START Data supplied

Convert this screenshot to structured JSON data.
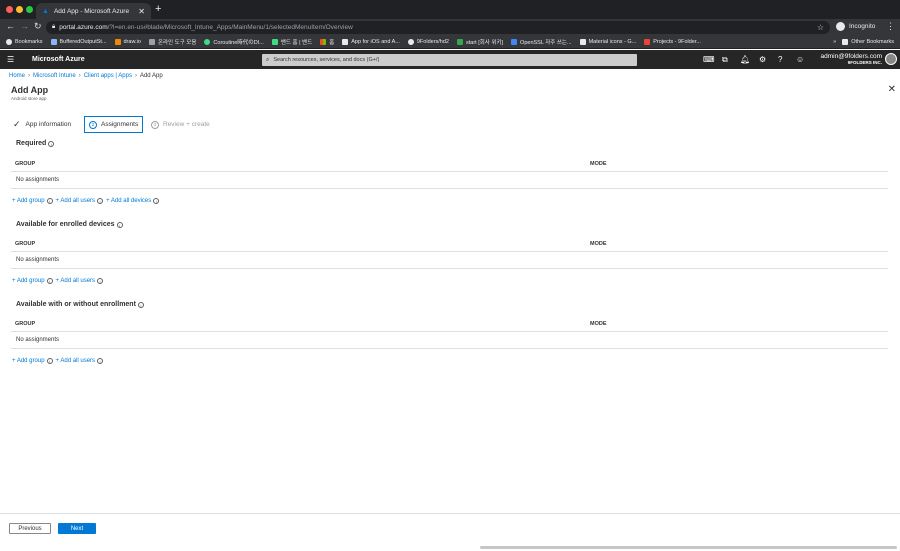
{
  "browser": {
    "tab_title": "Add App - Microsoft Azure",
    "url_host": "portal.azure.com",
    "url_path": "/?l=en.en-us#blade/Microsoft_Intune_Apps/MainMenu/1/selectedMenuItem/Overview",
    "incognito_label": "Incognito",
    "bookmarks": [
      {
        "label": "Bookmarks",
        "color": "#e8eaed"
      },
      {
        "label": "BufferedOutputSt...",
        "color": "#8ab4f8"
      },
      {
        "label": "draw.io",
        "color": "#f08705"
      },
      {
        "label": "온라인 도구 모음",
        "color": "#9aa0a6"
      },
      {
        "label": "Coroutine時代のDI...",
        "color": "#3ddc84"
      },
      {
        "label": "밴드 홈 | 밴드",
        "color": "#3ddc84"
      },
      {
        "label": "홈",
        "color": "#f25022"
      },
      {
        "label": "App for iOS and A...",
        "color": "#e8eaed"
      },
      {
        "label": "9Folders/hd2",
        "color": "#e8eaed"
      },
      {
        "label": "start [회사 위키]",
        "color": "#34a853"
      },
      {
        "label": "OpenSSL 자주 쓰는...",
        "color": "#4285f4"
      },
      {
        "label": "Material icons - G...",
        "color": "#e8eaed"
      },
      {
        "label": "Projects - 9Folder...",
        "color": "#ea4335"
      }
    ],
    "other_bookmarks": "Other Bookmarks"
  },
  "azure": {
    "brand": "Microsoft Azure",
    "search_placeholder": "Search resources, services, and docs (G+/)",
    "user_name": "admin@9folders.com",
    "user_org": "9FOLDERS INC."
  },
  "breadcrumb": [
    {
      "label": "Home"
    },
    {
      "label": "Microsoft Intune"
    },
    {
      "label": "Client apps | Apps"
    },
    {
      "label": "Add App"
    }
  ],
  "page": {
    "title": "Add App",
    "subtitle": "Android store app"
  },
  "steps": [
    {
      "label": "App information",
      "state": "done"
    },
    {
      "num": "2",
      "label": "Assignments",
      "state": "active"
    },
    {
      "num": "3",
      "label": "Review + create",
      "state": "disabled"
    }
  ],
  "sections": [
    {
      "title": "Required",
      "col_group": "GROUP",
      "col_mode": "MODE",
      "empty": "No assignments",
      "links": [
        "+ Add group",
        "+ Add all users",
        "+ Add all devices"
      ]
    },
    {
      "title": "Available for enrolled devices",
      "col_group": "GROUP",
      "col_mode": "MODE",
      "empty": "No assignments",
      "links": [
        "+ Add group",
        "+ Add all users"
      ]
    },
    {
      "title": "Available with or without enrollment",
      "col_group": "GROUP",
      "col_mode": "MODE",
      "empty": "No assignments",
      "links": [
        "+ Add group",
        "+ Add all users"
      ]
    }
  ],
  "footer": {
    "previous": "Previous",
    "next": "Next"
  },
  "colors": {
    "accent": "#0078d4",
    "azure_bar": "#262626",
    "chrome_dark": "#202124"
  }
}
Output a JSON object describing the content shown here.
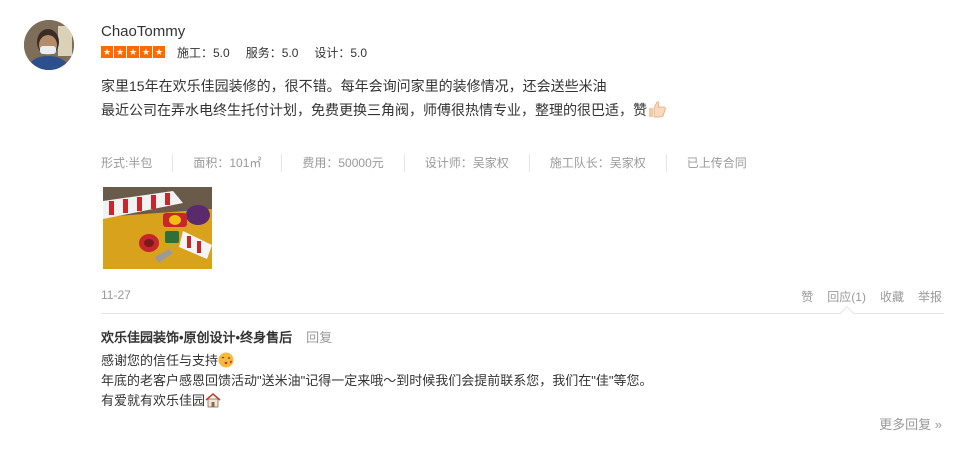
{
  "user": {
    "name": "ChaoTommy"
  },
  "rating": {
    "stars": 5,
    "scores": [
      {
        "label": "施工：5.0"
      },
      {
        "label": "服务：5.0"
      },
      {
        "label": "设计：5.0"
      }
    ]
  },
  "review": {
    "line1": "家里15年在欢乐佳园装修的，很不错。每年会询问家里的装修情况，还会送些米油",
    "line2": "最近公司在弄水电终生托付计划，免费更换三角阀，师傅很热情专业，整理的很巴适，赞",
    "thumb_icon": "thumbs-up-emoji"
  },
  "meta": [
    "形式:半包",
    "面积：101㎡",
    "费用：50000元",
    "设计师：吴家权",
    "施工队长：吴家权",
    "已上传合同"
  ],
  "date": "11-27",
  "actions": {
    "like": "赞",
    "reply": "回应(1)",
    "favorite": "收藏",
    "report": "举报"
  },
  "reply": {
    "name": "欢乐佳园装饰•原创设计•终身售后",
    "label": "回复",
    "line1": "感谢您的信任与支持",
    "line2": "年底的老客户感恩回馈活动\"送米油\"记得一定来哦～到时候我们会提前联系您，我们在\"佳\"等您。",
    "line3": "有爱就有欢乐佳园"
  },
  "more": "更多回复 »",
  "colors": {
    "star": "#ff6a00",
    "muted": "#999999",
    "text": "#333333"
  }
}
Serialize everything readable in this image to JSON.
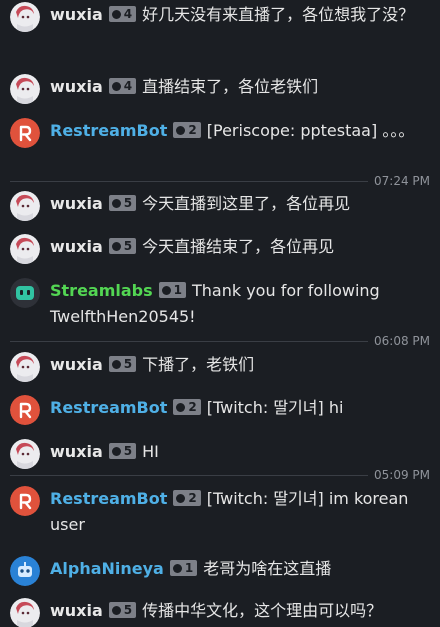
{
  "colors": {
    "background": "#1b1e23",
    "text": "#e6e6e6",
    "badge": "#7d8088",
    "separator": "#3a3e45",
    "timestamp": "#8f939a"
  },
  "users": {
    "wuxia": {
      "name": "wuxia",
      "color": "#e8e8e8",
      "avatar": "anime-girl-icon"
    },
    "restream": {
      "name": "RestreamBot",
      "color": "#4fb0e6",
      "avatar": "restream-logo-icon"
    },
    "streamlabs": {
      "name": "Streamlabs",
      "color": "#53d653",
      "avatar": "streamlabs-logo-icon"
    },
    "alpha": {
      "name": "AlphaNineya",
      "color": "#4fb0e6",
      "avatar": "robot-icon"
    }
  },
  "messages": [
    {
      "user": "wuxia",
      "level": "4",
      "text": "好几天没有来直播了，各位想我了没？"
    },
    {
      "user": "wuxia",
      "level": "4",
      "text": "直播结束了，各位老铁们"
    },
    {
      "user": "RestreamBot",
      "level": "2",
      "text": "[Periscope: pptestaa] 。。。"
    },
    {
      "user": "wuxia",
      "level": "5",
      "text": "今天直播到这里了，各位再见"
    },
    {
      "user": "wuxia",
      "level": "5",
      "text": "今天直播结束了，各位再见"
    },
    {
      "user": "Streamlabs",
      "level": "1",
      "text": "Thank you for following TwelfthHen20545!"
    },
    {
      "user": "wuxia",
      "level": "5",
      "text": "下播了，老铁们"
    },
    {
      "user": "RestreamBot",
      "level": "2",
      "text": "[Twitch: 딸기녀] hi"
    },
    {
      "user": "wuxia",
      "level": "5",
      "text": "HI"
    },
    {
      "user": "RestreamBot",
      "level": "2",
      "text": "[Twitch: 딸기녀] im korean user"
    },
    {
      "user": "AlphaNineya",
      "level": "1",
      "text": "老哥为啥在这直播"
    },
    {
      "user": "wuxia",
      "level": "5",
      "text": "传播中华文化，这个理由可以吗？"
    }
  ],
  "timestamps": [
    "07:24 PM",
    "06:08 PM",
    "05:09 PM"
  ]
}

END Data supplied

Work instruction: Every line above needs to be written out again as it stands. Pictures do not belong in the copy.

Written answer:
Convert this screenshot to structured JSON data.
{
  "browser": {
    "tab_title": "Add App - Microsoft Azure",
    "url_host": "portal.azure.com",
    "url_path": "/?l=en.en-us#blade/Microsoft_Intune_Apps/MainMenu/1/selectedMenuItem/Overview",
    "incognito_label": "Incognito",
    "bookmarks": [
      {
        "label": "Bookmarks",
        "color": "#e8eaed"
      },
      {
        "label": "BufferedOutputSt...",
        "color": "#8ab4f8"
      },
      {
        "label": "draw.io",
        "color": "#f08705"
      },
      {
        "label": "온라인 도구 모음",
        "color": "#9aa0a6"
      },
      {
        "label": "Coroutine時代のDI...",
        "color": "#3ddc84"
      },
      {
        "label": "밴드 홈 | 밴드",
        "color": "#3ddc84"
      },
      {
        "label": "홈",
        "color": "#f25022"
      },
      {
        "label": "App for iOS and A...",
        "color": "#e8eaed"
      },
      {
        "label": "9Folders/hd2",
        "color": "#e8eaed"
      },
      {
        "label": "start [회사 위키]",
        "color": "#34a853"
      },
      {
        "label": "OpenSSL 자주 쓰는...",
        "color": "#4285f4"
      },
      {
        "label": "Material icons - G...",
        "color": "#e8eaed"
      },
      {
        "label": "Projects - 9Folder...",
        "color": "#ea4335"
      }
    ],
    "other_bookmarks": "Other Bookmarks"
  },
  "azure": {
    "brand": "Microsoft Azure",
    "search_placeholder": "Search resources, services, and docs (G+/)",
    "user_name": "admin@9folders.com",
    "user_org": "9FOLDERS INC."
  },
  "breadcrumb": [
    {
      "label": "Home"
    },
    {
      "label": "Microsoft Intune"
    },
    {
      "label": "Client apps | Apps"
    },
    {
      "label": "Add App"
    }
  ],
  "page": {
    "title": "Add App",
    "subtitle": "Android store app"
  },
  "steps": [
    {
      "label": "App information",
      "state": "done"
    },
    {
      "num": "2",
      "label": "Assignments",
      "state": "active"
    },
    {
      "num": "3",
      "label": "Review + create",
      "state": "disabled"
    }
  ],
  "sections": [
    {
      "title": "Required",
      "col_group": "GROUP",
      "col_mode": "MODE",
      "empty": "No assignments",
      "links": [
        "+ Add group",
        "+ Add all users",
        "+ Add all devices"
      ]
    },
    {
      "title": "Available for enrolled devices",
      "col_group": "GROUP",
      "col_mode": "MODE",
      "empty": "No assignments",
      "links": [
        "+ Add group",
        "+ Add all users"
      ]
    },
    {
      "title": "Available with or without enrollment",
      "col_group": "GROUP",
      "col_mode": "MODE",
      "empty": "No assignments",
      "links": [
        "+ Add group",
        "+ Add all users"
      ]
    }
  ],
  "footer": {
    "previous": "Previous",
    "next": "Next"
  },
  "colors": {
    "accent": "#0078d4",
    "azure_bar": "#262626",
    "chrome_dark": "#202124"
  }
}
Output a JSON object describing the content shown here.
{
  "user": {
    "name": "ChaoTommy"
  },
  "rating": {
    "stars": 5,
    "scores": [
      {
        "label": "施工：5.0"
      },
      {
        "label": "服务：5.0"
      },
      {
        "label": "设计：5.0"
      }
    ]
  },
  "review": {
    "line1": "家里15年在欢乐佳园装修的，很不错。每年会询问家里的装修情况，还会送些米油",
    "line2": "最近公司在弄水电终生托付计划，免费更换三角阀，师傅很热情专业，整理的很巴适，赞",
    "thumb_icon": "thumbs-up-emoji"
  },
  "meta": [
    "形式:半包",
    "面积：101㎡",
    "费用：50000元",
    "设计师：吴家权",
    "施工队长：吴家权",
    "已上传合同"
  ],
  "date": "11-27",
  "actions": {
    "like": "赞",
    "reply": "回应(1)",
    "favorite": "收藏",
    "report": "举报"
  },
  "reply": {
    "name": "欢乐佳园装饰•原创设计•终身售后",
    "label": "回复",
    "line1": "感谢您的信任与支持",
    "line2": "年底的老客户感恩回馈活动\"送米油\"记得一定来哦～到时候我们会提前联系您，我们在\"佳\"等您。",
    "line3": "有爱就有欢乐佳园"
  },
  "more": "更多回复 »",
  "colors": {
    "star": "#ff6a00",
    "muted": "#999999",
    "text": "#333333"
  }
}
Serialize everything readable in this image to JSON.
{
  "colors": {
    "background": "#1b1e23",
    "text": "#e6e6e6",
    "badge": "#7d8088",
    "separator": "#3a3e45",
    "timestamp": "#8f939a"
  },
  "users": {
    "wuxia": {
      "name": "wuxia",
      "color": "#e8e8e8",
      "avatar": "anime-girl-icon"
    },
    "restream": {
      "name": "RestreamBot",
      "color": "#4fb0e6",
      "avatar": "restream-logo-icon"
    },
    "streamlabs": {
      "name": "Streamlabs",
      "color": "#53d653",
      "avatar": "streamlabs-logo-icon"
    },
    "alpha": {
      "name": "AlphaNineya",
      "color": "#4fb0e6",
      "avatar": "robot-icon"
    }
  },
  "messages": [
    {
      "user": "wuxia",
      "level": "4",
      "text": "好几天没有来直播了，各位想我了没？"
    },
    {
      "user": "wuxia",
      "level": "4",
      "text": "直播结束了，各位老铁们"
    },
    {
      "user": "RestreamBot",
      "level": "2",
      "text": "[Periscope: pptestaa] 。。。"
    },
    {
      "user": "wuxia",
      "level": "5",
      "text": "今天直播到这里了，各位再见"
    },
    {
      "user": "wuxia",
      "level": "5",
      "text": "今天直播结束了，各位再见"
    },
    {
      "user": "Streamlabs",
      "level": "1",
      "text": "Thank you for following TwelfthHen20545!"
    },
    {
      "user": "wuxia",
      "level": "5",
      "text": "下播了，老铁们"
    },
    {
      "user": "RestreamBot",
      "level": "2",
      "text": "[Twitch: 딸기녀] hi"
    },
    {
      "user": "wuxia",
      "level": "5",
      "text": "HI"
    },
    {
      "user": "RestreamBot",
      "level": "2",
      "text": "[Twitch: 딸기녀] im korean user"
    },
    {
      "user": "AlphaNineya",
      "level": "1",
      "text": "老哥为啥在这直播"
    },
    {
      "user": "wuxia",
      "level": "5",
      "text": "传播中华文化，这个理由可以吗？"
    }
  ],
  "timestamps": [
    "07:24 PM",
    "06:08 PM",
    "05:09 PM"
  ]
}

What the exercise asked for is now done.